→ What is being asked:
Write out the whole listing again so that each line matches the original.

———

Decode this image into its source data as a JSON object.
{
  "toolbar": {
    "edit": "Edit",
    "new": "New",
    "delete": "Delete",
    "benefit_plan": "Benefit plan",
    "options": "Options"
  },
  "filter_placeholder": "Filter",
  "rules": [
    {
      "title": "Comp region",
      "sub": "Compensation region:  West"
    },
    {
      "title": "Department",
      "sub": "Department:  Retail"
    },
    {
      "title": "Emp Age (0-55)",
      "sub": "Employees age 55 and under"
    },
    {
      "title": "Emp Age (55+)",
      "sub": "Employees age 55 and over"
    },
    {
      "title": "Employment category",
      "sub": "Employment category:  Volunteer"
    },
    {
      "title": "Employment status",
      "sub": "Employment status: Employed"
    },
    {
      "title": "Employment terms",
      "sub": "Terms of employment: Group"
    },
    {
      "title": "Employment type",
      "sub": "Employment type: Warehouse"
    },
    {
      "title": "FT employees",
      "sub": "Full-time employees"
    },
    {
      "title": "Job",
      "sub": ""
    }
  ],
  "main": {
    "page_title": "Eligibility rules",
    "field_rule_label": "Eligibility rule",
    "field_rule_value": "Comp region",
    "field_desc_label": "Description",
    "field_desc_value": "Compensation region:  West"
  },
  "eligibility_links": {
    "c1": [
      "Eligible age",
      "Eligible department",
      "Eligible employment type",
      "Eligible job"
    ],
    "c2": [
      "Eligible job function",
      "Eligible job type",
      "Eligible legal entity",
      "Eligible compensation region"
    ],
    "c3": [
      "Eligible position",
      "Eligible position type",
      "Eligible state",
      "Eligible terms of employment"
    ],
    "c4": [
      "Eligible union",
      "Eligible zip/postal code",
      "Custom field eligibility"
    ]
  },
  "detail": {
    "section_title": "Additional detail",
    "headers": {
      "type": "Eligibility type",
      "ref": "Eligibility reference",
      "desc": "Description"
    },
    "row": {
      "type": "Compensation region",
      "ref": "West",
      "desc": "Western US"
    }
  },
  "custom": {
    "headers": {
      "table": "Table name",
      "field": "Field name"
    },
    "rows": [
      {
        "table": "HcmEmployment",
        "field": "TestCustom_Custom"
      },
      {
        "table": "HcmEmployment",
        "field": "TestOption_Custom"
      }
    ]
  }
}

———

→ Answer space:
Decode this image into its source data as a JSON object.
{
  "toolbar": {
    "edit": "Edit",
    "new": "New",
    "delete": "Delete",
    "benefit_plan": "Benefit plan",
    "options": "Options"
  },
  "filter_placeholder": "Filter",
  "rules": [
    {
      "title": "Comp region",
      "sub": "Compensation region:  West"
    },
    {
      "title": "Department",
      "sub": "Department:  Retail"
    },
    {
      "title": "Emp Age (0-55)",
      "sub": "Employees age 55 and under"
    },
    {
      "title": "Emp Age (55+)",
      "sub": "Employees age 55 and over"
    },
    {
      "title": "Employment category",
      "sub": "Employment category:  Volunteer"
    },
    {
      "title": "Employment status",
      "sub": "Employment status: Employed"
    },
    {
      "title": "Employment terms",
      "sub": "Terms of employment: Group"
    },
    {
      "title": "Employment type",
      "sub": "Employment type: Warehouse"
    },
    {
      "title": "FT employees",
      "sub": "Full-time employees"
    },
    {
      "title": "Job",
      "sub": ""
    }
  ],
  "main": {
    "page_title": "Eligibility rules",
    "field_rule_label": "Eligibility rule",
    "field_rule_value": "Comp region",
    "field_desc_label": "Description",
    "field_desc_value": "Compensation region:  West"
  },
  "eligibility_links": {
    "c1": [
      "Eligible age",
      "Eligible department",
      "Eligible employment type",
      "Eligible job"
    ],
    "c2": [
      "Eligible job function",
      "Eligible job type",
      "Eligible legal entity",
      "Eligible compensation region"
    ],
    "c3": [
      "Eligible position",
      "Eligible position type",
      "Eligible state",
      "Eligible terms of employment"
    ],
    "c4": [
      "Eligible union",
      "Eligible zip/postal code",
      "Custom field eligibility"
    ]
  },
  "detail": {
    "section_title": "Additional detail",
    "headers": {
      "type": "Eligibility type",
      "ref": "Eligibility reference",
      "desc": "Description"
    },
    "row": {
      "type": "Compensation region",
      "ref": "West",
      "desc": "Western US"
    }
  },
  "custom": {
    "headers": {
      "table": "Table name",
      "field": "Field name"
    },
    "rows": [
      {
        "table": "HcmEmployment",
        "field": "TestCustom_Custom"
      },
      {
        "table": "HcmEmployment",
        "field": "TestOption_Custom"
      }
    ]
  }
}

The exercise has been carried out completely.